> INFORMATION
==========
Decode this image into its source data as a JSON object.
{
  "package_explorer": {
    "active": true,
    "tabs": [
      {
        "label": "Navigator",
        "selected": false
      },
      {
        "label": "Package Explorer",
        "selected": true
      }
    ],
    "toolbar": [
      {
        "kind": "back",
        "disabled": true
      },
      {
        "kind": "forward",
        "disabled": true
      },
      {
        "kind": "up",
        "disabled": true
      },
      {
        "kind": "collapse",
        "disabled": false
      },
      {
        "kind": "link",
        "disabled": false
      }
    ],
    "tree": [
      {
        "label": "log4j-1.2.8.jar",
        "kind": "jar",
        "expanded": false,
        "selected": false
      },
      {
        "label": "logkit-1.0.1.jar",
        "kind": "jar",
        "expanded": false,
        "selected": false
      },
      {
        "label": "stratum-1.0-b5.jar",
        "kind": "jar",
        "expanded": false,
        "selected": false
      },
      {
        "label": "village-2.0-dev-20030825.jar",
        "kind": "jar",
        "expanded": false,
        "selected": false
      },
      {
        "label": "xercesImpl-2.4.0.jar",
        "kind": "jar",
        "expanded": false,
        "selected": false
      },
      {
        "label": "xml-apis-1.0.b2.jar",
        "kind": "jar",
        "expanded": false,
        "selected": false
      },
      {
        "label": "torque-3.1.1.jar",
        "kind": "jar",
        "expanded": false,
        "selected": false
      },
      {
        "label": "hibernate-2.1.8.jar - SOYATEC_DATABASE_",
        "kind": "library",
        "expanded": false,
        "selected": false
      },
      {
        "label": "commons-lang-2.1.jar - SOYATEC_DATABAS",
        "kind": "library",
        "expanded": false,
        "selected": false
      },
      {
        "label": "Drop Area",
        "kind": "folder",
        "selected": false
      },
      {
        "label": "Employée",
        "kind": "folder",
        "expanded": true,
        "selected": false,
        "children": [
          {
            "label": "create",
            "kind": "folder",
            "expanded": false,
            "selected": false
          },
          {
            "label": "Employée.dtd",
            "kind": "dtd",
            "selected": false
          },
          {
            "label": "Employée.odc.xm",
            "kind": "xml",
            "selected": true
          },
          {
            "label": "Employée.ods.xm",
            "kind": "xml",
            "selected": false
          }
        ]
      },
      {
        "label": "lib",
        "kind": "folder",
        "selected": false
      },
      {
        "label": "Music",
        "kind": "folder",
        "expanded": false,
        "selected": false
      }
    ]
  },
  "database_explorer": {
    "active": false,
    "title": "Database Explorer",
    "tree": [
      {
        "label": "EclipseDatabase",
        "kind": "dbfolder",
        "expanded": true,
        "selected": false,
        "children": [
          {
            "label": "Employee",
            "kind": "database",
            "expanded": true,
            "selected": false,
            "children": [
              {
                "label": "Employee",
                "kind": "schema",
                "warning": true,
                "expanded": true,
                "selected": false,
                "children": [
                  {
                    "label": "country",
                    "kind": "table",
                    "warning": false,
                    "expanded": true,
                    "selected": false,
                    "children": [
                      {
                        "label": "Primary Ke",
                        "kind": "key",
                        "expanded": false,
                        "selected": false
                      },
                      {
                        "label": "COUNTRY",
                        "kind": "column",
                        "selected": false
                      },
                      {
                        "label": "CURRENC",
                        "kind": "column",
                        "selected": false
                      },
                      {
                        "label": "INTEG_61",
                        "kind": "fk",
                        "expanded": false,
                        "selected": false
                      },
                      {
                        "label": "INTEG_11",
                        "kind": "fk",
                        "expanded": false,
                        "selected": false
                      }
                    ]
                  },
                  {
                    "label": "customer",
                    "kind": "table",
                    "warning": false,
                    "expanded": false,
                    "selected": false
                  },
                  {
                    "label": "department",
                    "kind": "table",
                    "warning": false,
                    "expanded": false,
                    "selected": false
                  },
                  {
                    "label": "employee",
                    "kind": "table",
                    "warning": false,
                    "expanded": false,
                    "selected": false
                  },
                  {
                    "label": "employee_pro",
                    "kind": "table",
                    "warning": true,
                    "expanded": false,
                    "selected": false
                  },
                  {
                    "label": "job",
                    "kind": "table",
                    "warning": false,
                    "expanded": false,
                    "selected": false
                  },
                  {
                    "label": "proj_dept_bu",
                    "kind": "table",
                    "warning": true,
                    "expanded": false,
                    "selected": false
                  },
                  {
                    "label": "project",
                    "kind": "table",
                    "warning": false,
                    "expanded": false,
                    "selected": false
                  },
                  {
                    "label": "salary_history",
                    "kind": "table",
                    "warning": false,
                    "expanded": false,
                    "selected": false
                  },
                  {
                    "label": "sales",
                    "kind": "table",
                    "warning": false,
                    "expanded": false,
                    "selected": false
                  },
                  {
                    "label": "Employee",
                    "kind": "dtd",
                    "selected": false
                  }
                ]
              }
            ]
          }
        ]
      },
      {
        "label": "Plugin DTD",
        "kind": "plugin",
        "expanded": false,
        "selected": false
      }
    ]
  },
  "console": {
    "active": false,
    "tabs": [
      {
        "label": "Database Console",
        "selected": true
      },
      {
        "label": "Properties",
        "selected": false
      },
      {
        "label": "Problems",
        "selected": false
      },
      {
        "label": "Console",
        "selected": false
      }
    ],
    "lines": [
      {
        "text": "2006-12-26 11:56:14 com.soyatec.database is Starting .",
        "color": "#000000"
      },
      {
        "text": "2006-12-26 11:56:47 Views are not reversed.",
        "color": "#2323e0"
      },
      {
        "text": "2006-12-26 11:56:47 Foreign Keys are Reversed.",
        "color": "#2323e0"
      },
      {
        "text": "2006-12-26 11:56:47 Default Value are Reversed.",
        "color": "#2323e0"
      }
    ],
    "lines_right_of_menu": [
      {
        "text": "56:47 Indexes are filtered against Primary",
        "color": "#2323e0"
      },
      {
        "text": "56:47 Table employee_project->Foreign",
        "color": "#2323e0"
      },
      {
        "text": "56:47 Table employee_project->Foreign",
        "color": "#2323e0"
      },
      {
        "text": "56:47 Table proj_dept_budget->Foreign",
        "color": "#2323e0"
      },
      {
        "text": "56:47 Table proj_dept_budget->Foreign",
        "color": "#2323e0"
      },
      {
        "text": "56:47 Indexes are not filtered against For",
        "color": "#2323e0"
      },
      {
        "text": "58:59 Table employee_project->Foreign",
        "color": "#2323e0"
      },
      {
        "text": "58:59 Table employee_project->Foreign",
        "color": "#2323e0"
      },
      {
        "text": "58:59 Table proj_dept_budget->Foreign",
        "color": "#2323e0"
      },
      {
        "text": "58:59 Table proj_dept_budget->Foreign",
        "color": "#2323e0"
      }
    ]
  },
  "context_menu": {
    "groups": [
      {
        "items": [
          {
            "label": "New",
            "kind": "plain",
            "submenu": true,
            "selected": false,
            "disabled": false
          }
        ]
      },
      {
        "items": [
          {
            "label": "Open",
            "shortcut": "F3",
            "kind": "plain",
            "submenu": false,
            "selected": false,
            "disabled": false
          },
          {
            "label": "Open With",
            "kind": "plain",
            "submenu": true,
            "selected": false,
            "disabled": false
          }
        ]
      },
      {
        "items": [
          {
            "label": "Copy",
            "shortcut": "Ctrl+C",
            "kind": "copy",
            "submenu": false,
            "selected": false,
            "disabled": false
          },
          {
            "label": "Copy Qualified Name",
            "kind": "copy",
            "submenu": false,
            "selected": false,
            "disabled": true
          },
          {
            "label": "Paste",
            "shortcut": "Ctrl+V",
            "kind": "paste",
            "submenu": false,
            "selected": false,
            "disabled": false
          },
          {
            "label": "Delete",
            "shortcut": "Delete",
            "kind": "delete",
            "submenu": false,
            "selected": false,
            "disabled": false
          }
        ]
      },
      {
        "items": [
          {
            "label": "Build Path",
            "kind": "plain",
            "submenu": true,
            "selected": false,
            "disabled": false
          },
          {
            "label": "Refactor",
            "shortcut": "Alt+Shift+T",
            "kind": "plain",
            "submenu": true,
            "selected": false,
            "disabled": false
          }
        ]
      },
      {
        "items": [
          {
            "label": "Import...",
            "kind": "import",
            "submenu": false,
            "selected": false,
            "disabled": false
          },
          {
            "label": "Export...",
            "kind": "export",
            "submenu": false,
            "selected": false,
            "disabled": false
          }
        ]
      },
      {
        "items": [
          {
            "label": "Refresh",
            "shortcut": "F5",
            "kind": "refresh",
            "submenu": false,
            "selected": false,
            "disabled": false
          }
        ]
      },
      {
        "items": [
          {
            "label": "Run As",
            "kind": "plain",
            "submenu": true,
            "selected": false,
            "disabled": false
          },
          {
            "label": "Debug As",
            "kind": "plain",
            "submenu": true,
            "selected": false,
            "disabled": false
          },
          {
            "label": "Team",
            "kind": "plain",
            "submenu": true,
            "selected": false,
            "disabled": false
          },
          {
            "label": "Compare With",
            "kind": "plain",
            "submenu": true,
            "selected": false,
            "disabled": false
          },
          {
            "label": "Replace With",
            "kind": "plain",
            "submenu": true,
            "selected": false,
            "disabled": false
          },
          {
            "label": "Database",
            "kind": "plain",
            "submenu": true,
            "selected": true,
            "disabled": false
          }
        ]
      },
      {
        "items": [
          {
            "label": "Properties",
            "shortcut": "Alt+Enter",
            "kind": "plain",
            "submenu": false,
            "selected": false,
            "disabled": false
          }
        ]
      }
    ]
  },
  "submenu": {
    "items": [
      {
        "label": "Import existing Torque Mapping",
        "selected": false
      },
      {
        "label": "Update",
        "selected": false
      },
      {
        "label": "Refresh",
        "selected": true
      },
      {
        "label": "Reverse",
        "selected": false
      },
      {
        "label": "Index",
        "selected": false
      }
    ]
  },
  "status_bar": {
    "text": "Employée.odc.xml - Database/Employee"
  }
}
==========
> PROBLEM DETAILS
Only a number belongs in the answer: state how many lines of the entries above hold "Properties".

> EXPECTED ANSWER
2